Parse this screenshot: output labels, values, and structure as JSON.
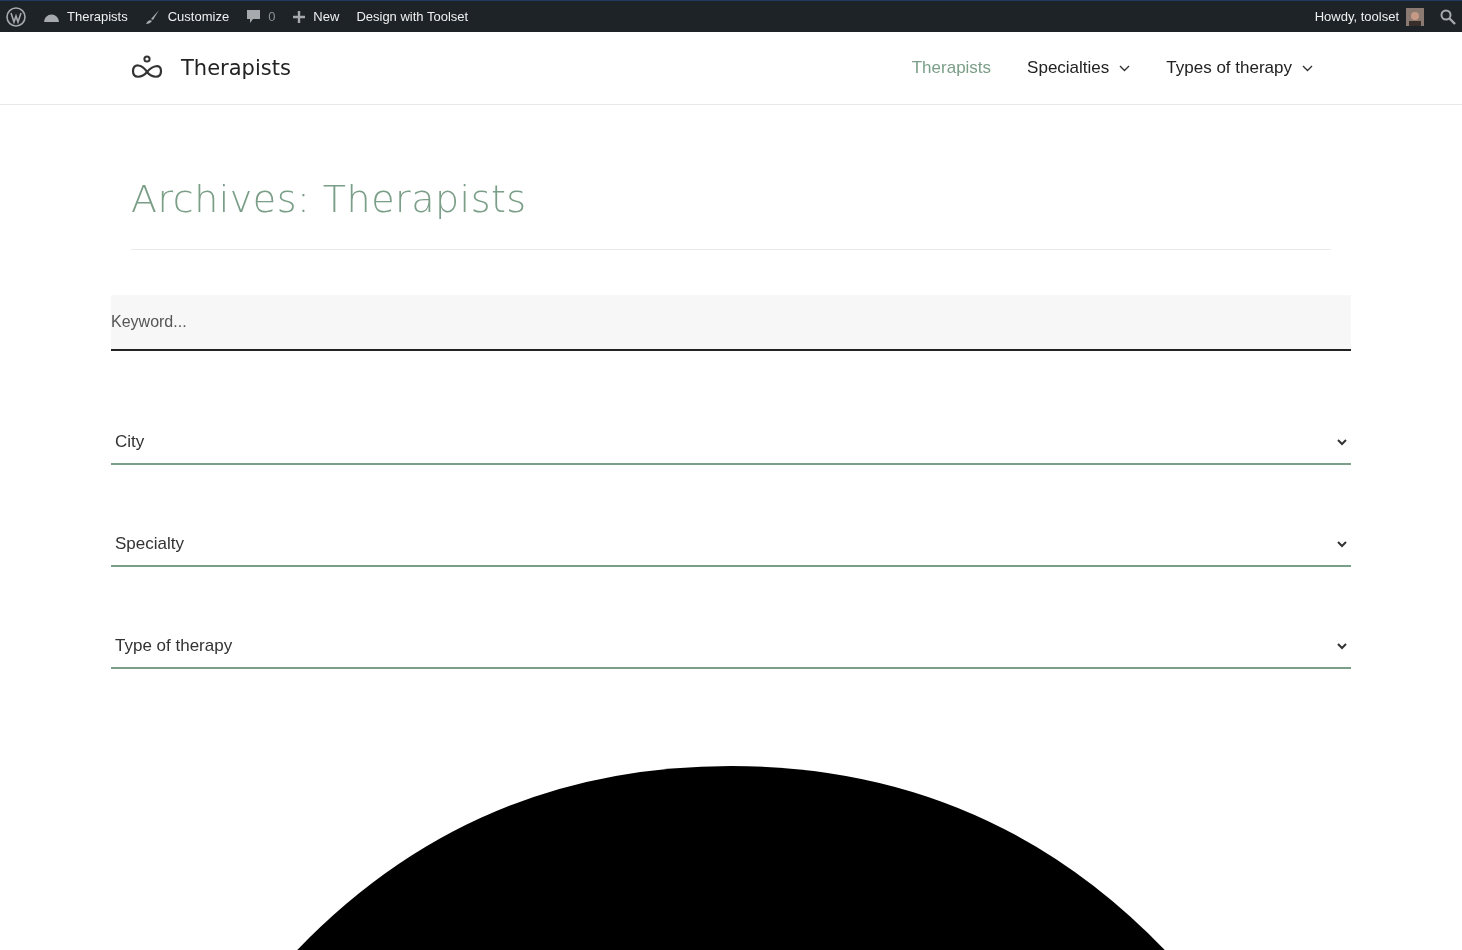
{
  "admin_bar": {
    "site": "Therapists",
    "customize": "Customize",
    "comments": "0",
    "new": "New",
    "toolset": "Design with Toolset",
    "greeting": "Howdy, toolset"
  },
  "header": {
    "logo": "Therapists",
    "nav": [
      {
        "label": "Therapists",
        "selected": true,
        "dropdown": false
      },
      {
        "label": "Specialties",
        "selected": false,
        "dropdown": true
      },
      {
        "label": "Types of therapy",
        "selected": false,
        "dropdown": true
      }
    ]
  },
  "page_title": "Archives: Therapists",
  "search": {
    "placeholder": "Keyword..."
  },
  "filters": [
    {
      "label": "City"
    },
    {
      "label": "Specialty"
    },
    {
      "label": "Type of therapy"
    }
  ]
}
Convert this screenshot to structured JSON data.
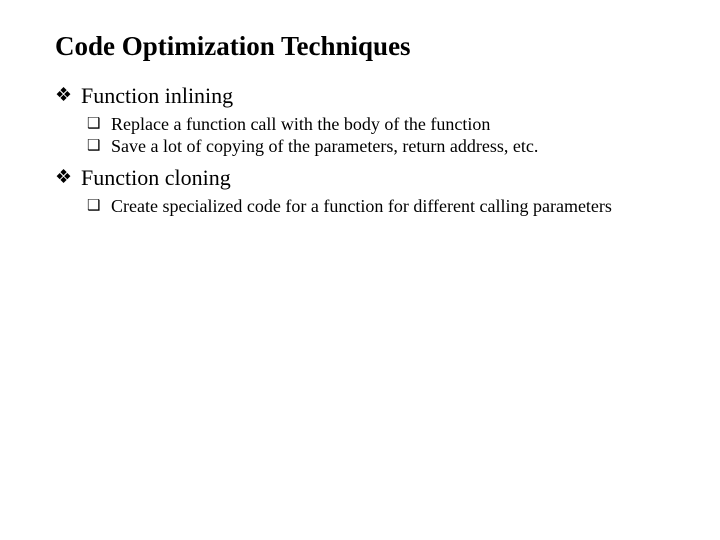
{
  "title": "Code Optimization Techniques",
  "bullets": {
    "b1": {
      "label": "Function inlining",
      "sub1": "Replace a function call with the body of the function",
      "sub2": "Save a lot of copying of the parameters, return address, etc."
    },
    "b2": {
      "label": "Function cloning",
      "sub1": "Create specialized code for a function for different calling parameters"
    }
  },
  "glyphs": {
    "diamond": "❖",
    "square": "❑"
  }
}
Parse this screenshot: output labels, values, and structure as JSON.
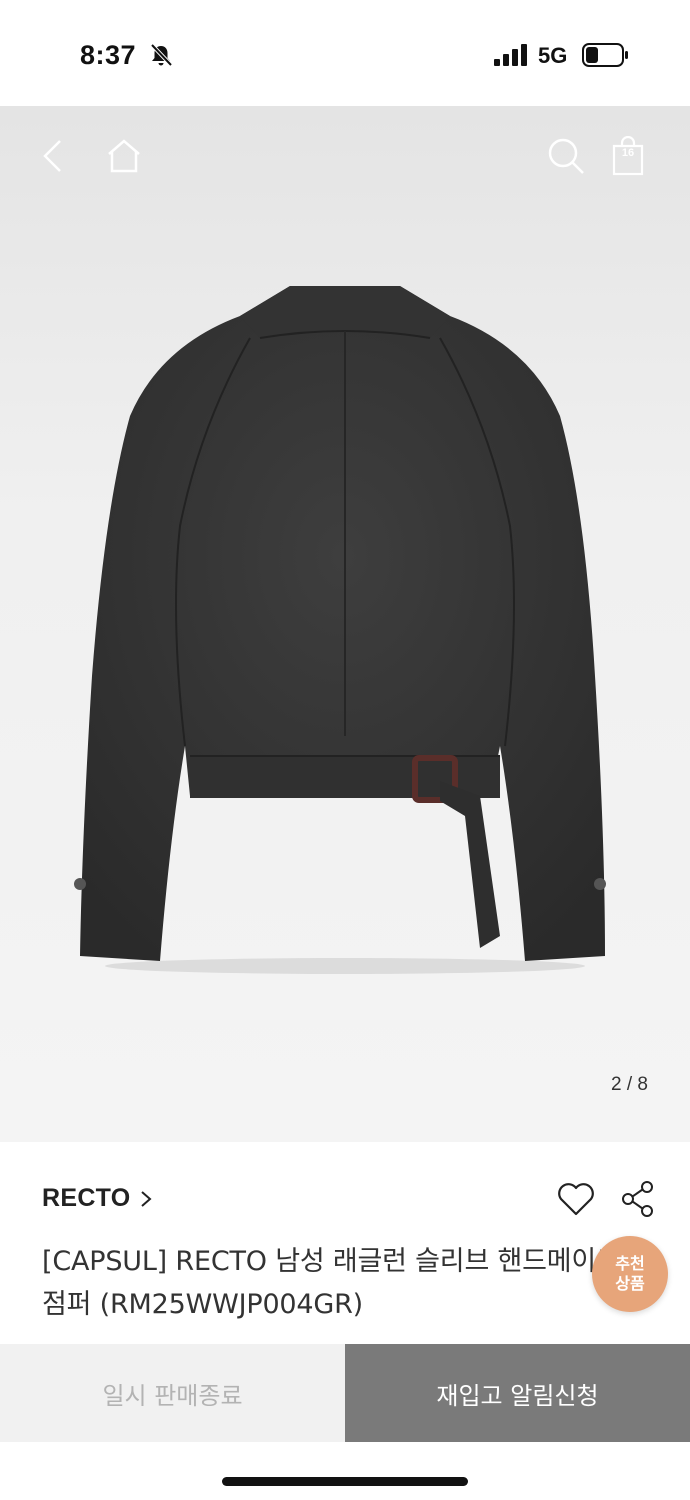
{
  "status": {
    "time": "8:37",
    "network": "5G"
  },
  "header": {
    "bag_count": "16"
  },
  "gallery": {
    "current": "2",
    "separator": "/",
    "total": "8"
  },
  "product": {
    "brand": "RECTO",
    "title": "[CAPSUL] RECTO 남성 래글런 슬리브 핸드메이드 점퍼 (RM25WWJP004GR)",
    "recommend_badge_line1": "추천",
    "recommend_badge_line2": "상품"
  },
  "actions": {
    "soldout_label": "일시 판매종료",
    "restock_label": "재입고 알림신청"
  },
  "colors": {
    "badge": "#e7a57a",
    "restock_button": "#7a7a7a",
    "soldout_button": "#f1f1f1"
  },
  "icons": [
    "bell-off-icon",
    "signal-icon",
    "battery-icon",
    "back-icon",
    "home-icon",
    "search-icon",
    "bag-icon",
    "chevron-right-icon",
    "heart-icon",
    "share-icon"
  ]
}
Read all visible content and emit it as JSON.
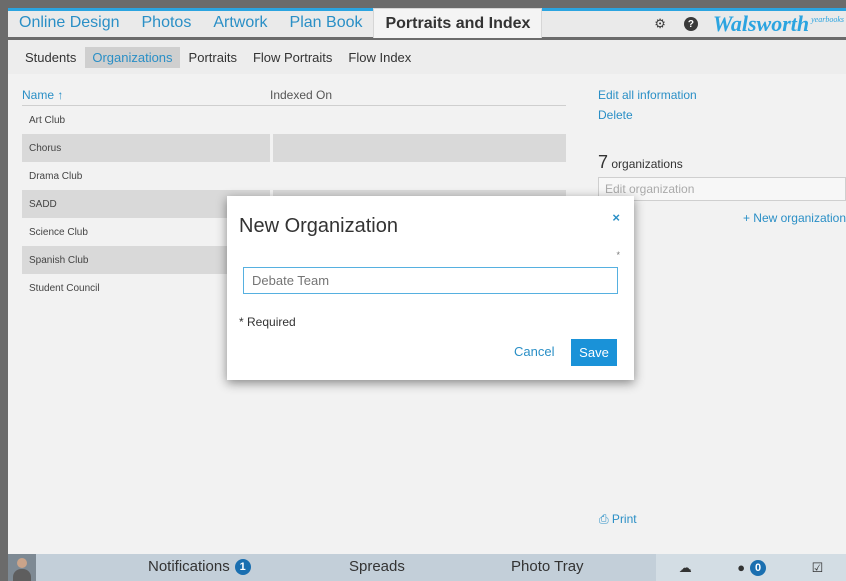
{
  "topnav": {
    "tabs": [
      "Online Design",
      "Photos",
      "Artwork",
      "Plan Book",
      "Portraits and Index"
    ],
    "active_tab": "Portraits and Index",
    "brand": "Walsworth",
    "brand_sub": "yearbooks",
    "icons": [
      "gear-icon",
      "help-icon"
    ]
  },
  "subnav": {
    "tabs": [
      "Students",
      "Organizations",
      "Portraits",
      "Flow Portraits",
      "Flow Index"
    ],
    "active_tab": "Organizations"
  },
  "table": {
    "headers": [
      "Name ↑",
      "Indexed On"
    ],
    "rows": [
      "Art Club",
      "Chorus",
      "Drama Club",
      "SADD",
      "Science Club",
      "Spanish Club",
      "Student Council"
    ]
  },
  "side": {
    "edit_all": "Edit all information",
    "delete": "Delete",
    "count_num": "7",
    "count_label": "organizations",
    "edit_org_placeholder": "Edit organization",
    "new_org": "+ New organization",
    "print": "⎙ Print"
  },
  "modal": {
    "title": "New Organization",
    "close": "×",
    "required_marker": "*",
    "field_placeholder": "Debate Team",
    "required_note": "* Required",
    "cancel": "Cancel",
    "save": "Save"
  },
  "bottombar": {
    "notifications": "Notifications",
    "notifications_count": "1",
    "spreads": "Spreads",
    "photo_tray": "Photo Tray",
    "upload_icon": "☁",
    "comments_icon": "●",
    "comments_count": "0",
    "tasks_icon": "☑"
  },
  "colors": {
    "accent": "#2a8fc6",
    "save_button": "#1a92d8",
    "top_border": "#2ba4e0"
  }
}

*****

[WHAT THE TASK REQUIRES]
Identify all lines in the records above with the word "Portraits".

[SOLUTION FOR THIS TASK]
      "Portraits and Index"
    "active_tab": "Portraits and Index",
      "Portraits",
      "Flow Portraits",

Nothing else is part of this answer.